Speaker Spotlight: Dr. Michael Gashler
A developer conference in Northwest Arkansas would not be complete without one of the brightest minds currently working for the University of Arkansas.
Introducing one of our featured speakers: Dr. Michael Gashler, Professor of Computer Science and Computer Engineering at the University of Arkansas!
Bio: Michael S. Gashler studies in the field of machine learning. His research interests focus on methods that enable machines to perceive and understand high-dimensional observations, and to operate effectively in circumstances that were not anticipated a priori by the programmer. Dr. Gashler earned his Ph.D. in machine learning with a focus in non-linear dimensionality reduction from Brigham Young University in 2012. Prior to his graduate studies, he worked for Microsoft where he helped to develop the security system underlying the Common Language Runtime. He is the architect of several open source projects, including "Waffles", a toolkit of machine learning and data mining algorithms. He taught himself to program when he was young by trying to build the video games that his parents did not give to him. He now hopes to inspire students to build technology that science has not yet given to us. In particular, his lab intents to narrow the gap between the cognitive capabilities of humans and machines.

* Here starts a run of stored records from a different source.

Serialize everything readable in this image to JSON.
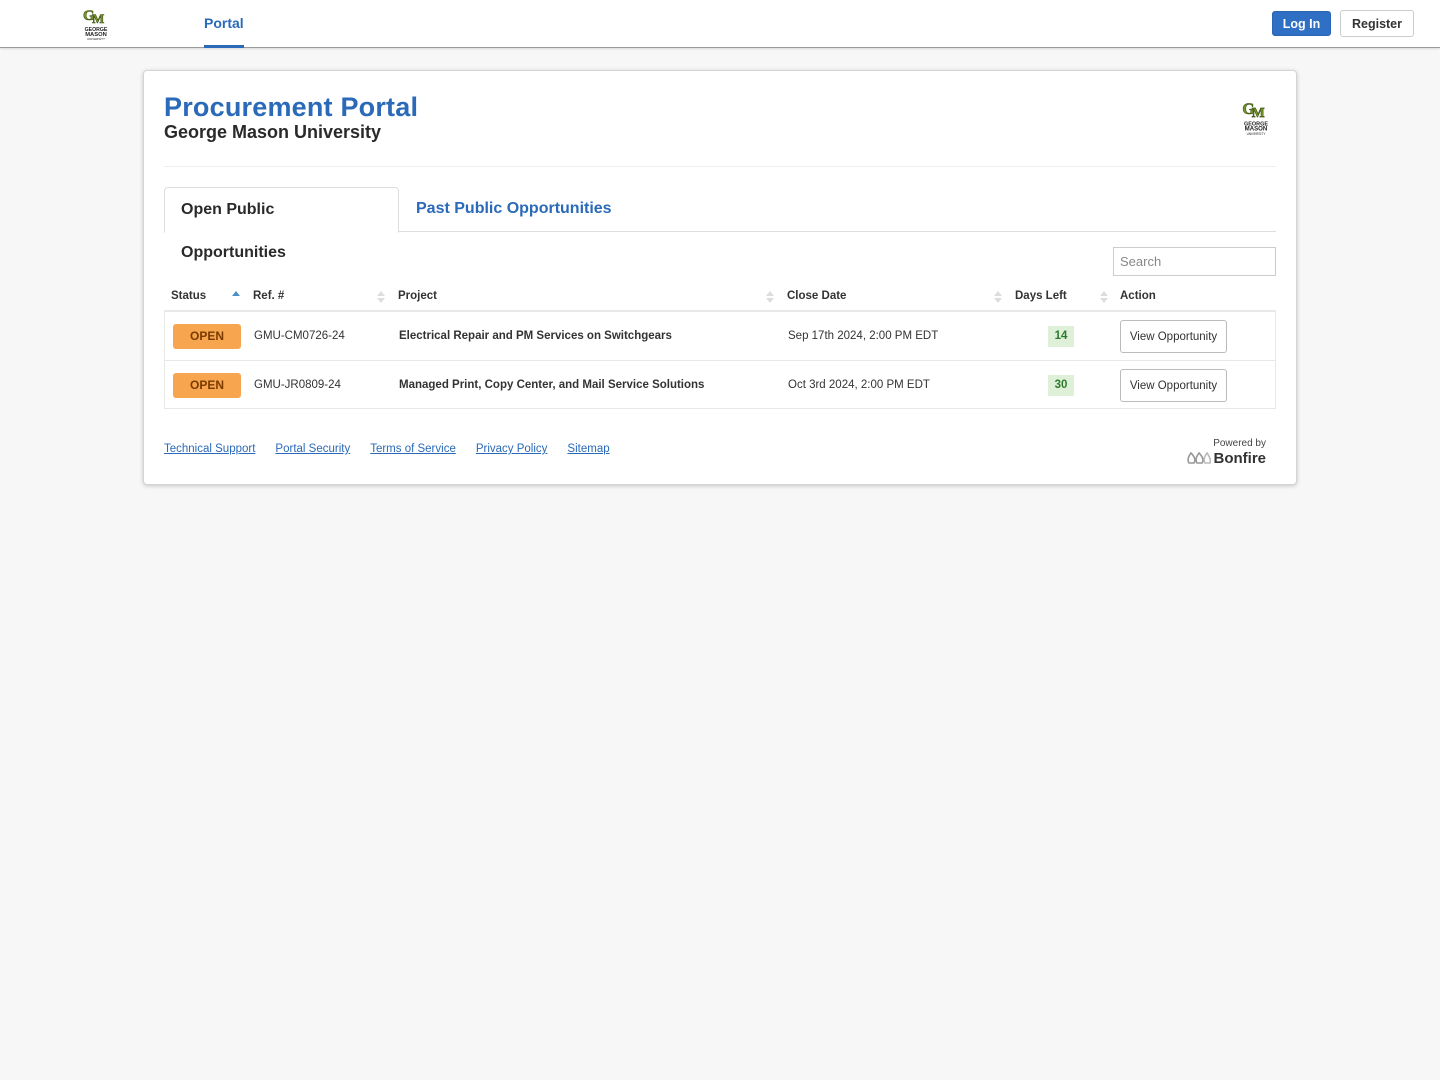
{
  "header": {
    "logo_alt": "George Mason University",
    "nav": [
      {
        "label": "Portal",
        "active": true
      }
    ],
    "login_label": "Log In",
    "register_label": "Register"
  },
  "page": {
    "title": "Procurement Portal",
    "subtitle": "George Mason University"
  },
  "tabs": [
    {
      "label": "Open Public Opportunities",
      "active": true
    },
    {
      "label": "Past Public Opportunities",
      "active": false
    }
  ],
  "search": {
    "placeholder": "Search",
    "value": ""
  },
  "table": {
    "columns": [
      {
        "label": "Status",
        "sort": "asc"
      },
      {
        "label": "Ref. #",
        "sort": "none"
      },
      {
        "label": "Project",
        "sort": "none"
      },
      {
        "label": "Close Date",
        "sort": "none"
      },
      {
        "label": "Days Left",
        "sort": "none"
      },
      {
        "label": "Action",
        "sort": null
      }
    ],
    "rows": [
      {
        "status": "OPEN",
        "ref": "GMU-CM0726-24",
        "project": "Electrical Repair and PM Services on Switchgears",
        "close_date": "Sep 17th 2024, 2:00 PM EDT",
        "days_left": "14",
        "action": "View Opportunity"
      },
      {
        "status": "OPEN",
        "ref": "GMU-JR0809-24",
        "project": "Managed Print, Copy Center, and Mail Service Solutions",
        "close_date": "Oct 3rd 2024, 2:00 PM EDT",
        "days_left": "30",
        "action": "View Opportunity"
      }
    ]
  },
  "footer": {
    "links": [
      "Technical Support",
      "Portal Security",
      "Terms of Service",
      "Privacy Policy",
      "Sitemap"
    ],
    "powered_by": "Powered by",
    "brand": "Bonfire"
  },
  "colors": {
    "accent": "#2a6ab8",
    "login_bg": "#2f6fc4",
    "open_badge": "#f7a54e",
    "days_badge": "#dff0d8",
    "gmu_green": "#6b8e23"
  }
}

Here’s the 411 on Dr. Gashler’s talk about neural networks.
Topic: Using Neural Networks to Solve Non-Traditional Challenges
The Breakdown: It is well understood that deep neural networks can be highly effective function approximators, but it is less well known that function approximation is not the only thing they can do. Neural networks can also infer missing values in data, generate anticipated observations, estimate state in dynamic systems, remove noise from inputs, reduce dimensionality, and fuse information from different modalities. Applying neural networks in such atypical ways requires the user to have a little knowledge about how they work internally. This talk seeks to impart a little intuition for what happens inside a neural network, and will demonstrate how neural networks can be used in applications that require a more than just function approximation. The goal of this talk will be to enable the attendees to make more effective use of neural networks in non-traditional applications.
Dr. Gashler answered a few fun questions for us.
How did you get started with programming?
When I was 12, my friends all had game consoles. I begged for one, but my dad bought a programmable computer instead. I spent years trying to recreate the games I wanted. By the time I was good enough to actually do it, I found that I enjoyed making more than playing.
What drew you to the University of Arkansas?
When I completed my PhD, I applied at 64 universities. Eight of them responded for a phone interview. Four of these flew me out for an on-site interview. Two of those made me an offer. The people at U of A seemed less stressed, so I accepted, and here I am.
What does your day-to-day at work look like?
Being a professor involves more multitasking than most people realize. I teach only two classes this semester, but I have well over 100 students. In any given half-hour, at least one of them needs me to drop whatever I’m trying to think about and focus on his or her problem for a while. By the end of the day, I have a vague recollection of having helped a lot of people, and I find great satisfaction in that, but I really couldn’t account for what I did during a day if my life depended on it. A few times each year a deadline for a grant proposal approaches. I am perpetually disappointed at myself for waiting until just before the deadline to get started. I squeeze in the needed time by skipping lunch and sleep. My inbox rarely has fewer than 30 unanswered emails hanging over my head. But, every few days, one of my students who was previously struggling announces that he or she “gets it”, or one of my graduate students takes an idea I shared with him and makes more out of it than I even foresaw, and I realize that no other job could ever make me feel as satisfied.
What is your favorite aspect of Northwest Arkansas?
The people here are warm and genuine.
Mac, PC or Linux?
Linux. Live free or die.
Who is your favorite character on “Silicon Valley”?
Is that a TV show? I haven’t watched one of those in about seven years.
What is a fact people would be surprised to know about you?
I made my first Facebook account (under duress) last month.
What is your least favorite language?
English? It’s so nuanced, ambiguous, and imprecise. I’m not a fan of Perl either.
Musk or Bezos?
I appreciate OpenAI, so Musk.
Bitcoin. I tried and failed to solve the double-spending problem years earlier for a virtual economy in a decentralized MMO I was trying to build. When Satoshi Nakamoto succeeded where I had failed, I knew I had to buy in. Alas, I moved most of my bitcoins into MtGox at a most unfortunate time.